"How was your day dad?"
Verbs are broken into parts in the STOVE pattern: Subject, Tense, Object, Verb, Ending. So, each verb has a stem and combines with prefixes and suffixes to mean different things. This word is broken into u-me-shinda-je. The u- prefix means that the subject is 2nd person singular. The me- infix means that this word is in the present perfect tense (think "i have gone," "I have run," etc). Shinda is defined as "to win, to conquer, to overcome." And -je is an ending, but I'm not quite sure what it means. I've tried googling it and the best answer I've found is that it indicates a question. Hope that helps!
-je indicates a question. Appended to a verb, it is often translated with 'how'. Another common example of the use of this ending is in "unauzaje" - "how are you selling", meaning "For how much are you selling ... ?"
If you put 'je' at the front of a sentence, it is a common way of marking a yes/no question. Sort of like how you would use the word 'so' in English. "Je, wewe u mpishi?" - "So, you are a cook?"
What is the difference between umeamkaje, umeshindaje, and umelalaje? And are these words like a combo of words squished together? Sorry I feel stupid for asking
Umeamkaje = How did you wake up? or How was your waking? (Amka means to wake up) Umeshindaje = How has your day been? or How have you been getting on? (Shinda means to conquer or win, but in the sense of this greeting is more just like How have things been going?) Umelalaje = How did you sleep? (Lala means to sleep)
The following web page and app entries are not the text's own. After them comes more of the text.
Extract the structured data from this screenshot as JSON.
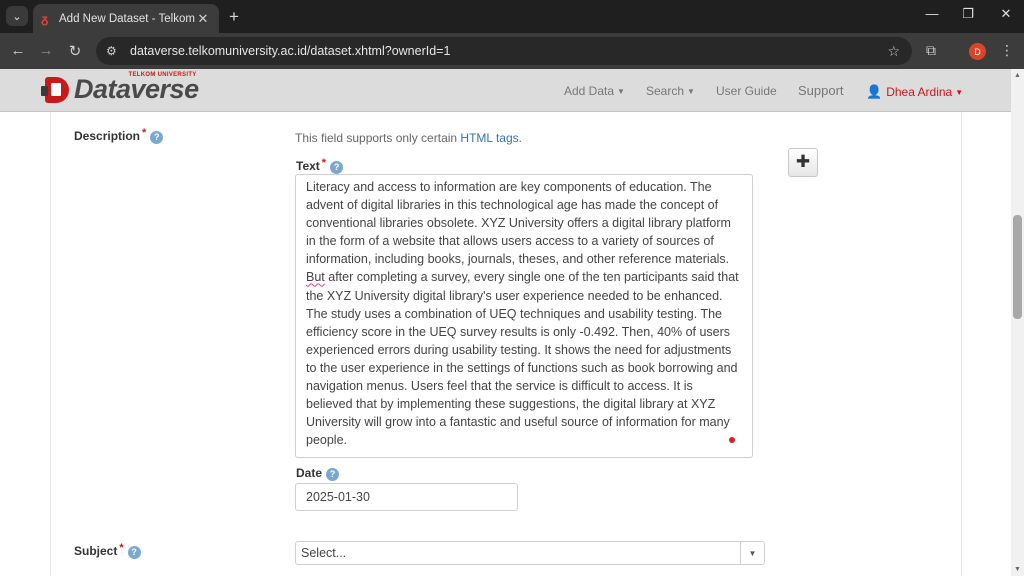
{
  "browser": {
    "tab_title": "Add New Dataset - Telkom Univ",
    "url": "dataverse.telkomuniversity.ac.id/dataset.xhtml?ownerId=1",
    "profile_initial": "D"
  },
  "header": {
    "logo_top": "TELKOM UNIVERSITY",
    "logo_text": "Dataverse",
    "nav": {
      "add_data": "Add Data",
      "search": "Search",
      "user_guide": "User Guide",
      "support": "Support",
      "user": "Dhea Ardina"
    }
  },
  "form": {
    "description_label": "Description",
    "hint_prefix": "This field supports only certain ",
    "hint_link": "HTML tags",
    "hint_suffix": ".",
    "text_label": "Text",
    "text_value_part1": "Literacy and access to information are key components of education. The advent of digital libraries in this technological age has made the concept of conventional libraries obsolete. XYZ University offers a digital library platform in the form of a website that allows users access to a variety of sources of information, including books, journals, theses, and other reference materials. ",
    "text_value_spell": "But",
    "text_value_part2": " after completing a survey, every single one of the ten participants said that the XYZ University digital library's user experience needed to be enhanced. The study uses a combination of UEQ techniques and usability testing. The efficiency score in the UEQ survey results is only -0.492. Then, 40% of users experienced errors during usability testing. It shows the need for adjustments to the user experience in the settings of functions such as book borrowing and navigation menus. Users feel that the service is difficult to access. It is believed that by implementing these suggestions, the digital library at XYZ University will grow into a fantastic and useful source of information for many people.",
    "date_label": "Date",
    "date_value": "2025-01-30",
    "subject_label": "Subject",
    "subject_value": "Select..."
  },
  "colors": {
    "accent_red": "#c8191a",
    "link_blue": "#3572a8",
    "help_blue": "#7aa8cf"
  }
}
And yes, the structure of Swahili is such that a lot of what we have as separate words in English are all squished together into a single word or very few words. So here, the subject (u=you), tense (me=recent past), verb, and question word (je) are all squished together into a single word that is simultaneously a full sentence.
It's curious how this resemble the practice of noethern languages, like in German or Swedish! May it have a common root? Or some sort of historical explanation? \□-□/
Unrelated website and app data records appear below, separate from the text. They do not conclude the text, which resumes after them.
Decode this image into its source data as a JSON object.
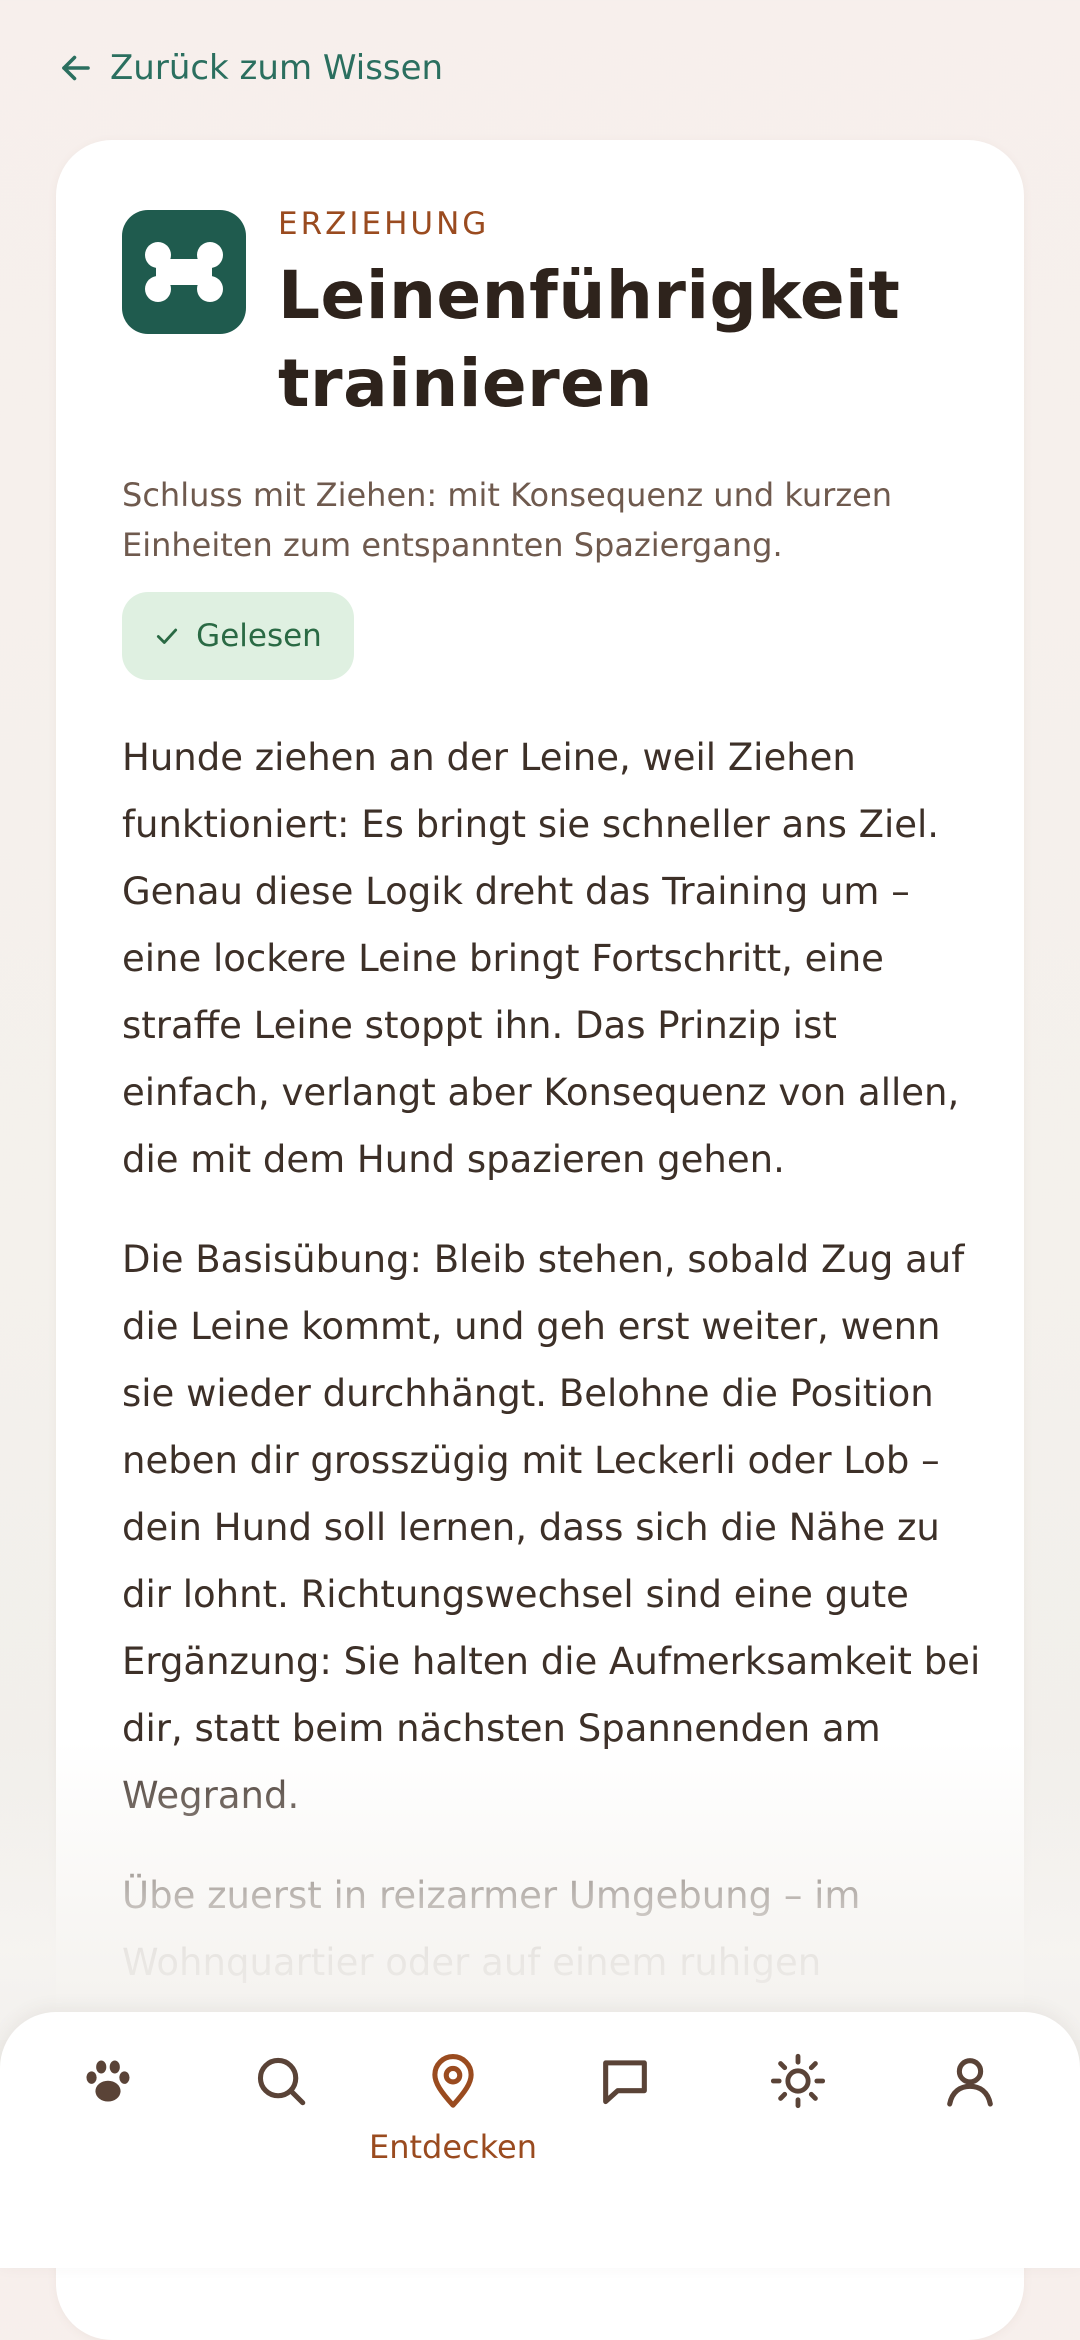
{
  "back_link": {
    "label": "Zurück zum Wissen",
    "icon": "arrow-left-icon"
  },
  "article": {
    "category": "ERZIEHUNG",
    "title": "Leinenführigkeit trainieren",
    "icon": "bone-icon",
    "subtitle": "Schluss mit Ziehen: mit Konsequenz und kurzen Einheiten zum entspannten Spaziergang.",
    "status_badge": {
      "label": "Gelesen",
      "icon": "check-icon"
    },
    "paragraphs": [
      "Hunde ziehen an der Leine, weil Ziehen funktioniert: Es bringt sie schneller ans Ziel. Genau diese Logik dreht das Training um – eine lockere Leine bringt Fortschritt, eine straffe Leine stoppt ihn. Das Prinzip ist einfach, verlangt aber Konsequenz von allen, die mit dem Hund spazieren gehen.",
      "Die Basisübung: Bleib stehen, sobald Zug auf die Leine kommt, und geh erst weiter, wenn sie wieder durchhängt. Belohne die Position neben dir grosszügig mit Leckerli oder Lob – dein Hund soll lernen, dass sich die Nähe zu dir lohnt. Richtungswechsel sind eine gute Ergänzung: Sie halten die Aufmerksamkeit bei dir, statt beim nächsten Spannenden am Wegrand.",
      "Übe zuerst in reizarmer Umgebung – im Wohnquartier oder auf einem ruhigen"
    ]
  },
  "bottom_nav": {
    "active": "discover",
    "items": [
      {
        "id": "home",
        "icon": "paw-icon",
        "label": ""
      },
      {
        "id": "search",
        "icon": "search-icon",
        "label": ""
      },
      {
        "id": "discover",
        "icon": "map-pin-icon",
        "label": "Entdecken"
      },
      {
        "id": "chat",
        "icon": "chat-bubble-icon",
        "label": ""
      },
      {
        "id": "weather",
        "icon": "sun-icon",
        "label": ""
      },
      {
        "id": "profile",
        "icon": "user-icon",
        "label": ""
      }
    ]
  },
  "colors": {
    "accent_green": "#1f5b4e",
    "link_green": "#2b6f5f",
    "accent_brown": "#9a4b1f",
    "text_dark": "#2e231c",
    "badge_bg": "#dff0e1",
    "nav_icon": "#5a4337"
  }
}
How on earth could this be related to German or Swedish? I don't see the similarity you refer to. What does it entail?
'-me' indicates the recent past tense, like 'have been' in English. '-li' is the full past tense.
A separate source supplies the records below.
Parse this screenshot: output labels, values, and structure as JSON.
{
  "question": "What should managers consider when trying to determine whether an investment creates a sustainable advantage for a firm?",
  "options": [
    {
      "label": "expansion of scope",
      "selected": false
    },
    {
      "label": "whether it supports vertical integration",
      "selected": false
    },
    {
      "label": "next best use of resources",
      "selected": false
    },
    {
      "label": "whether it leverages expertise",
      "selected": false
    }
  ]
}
Something like "Dad how's today" (leo = today) and "how's it going Dad" or more literally"Are you winning Dad?" Which is a phrase that would be used in English, although I think normally in the context of trying to get through a difficult task. From what others have said, either works, it's more maybe a question of the local culture as to which phraseology is more common... Don't know if that helps you!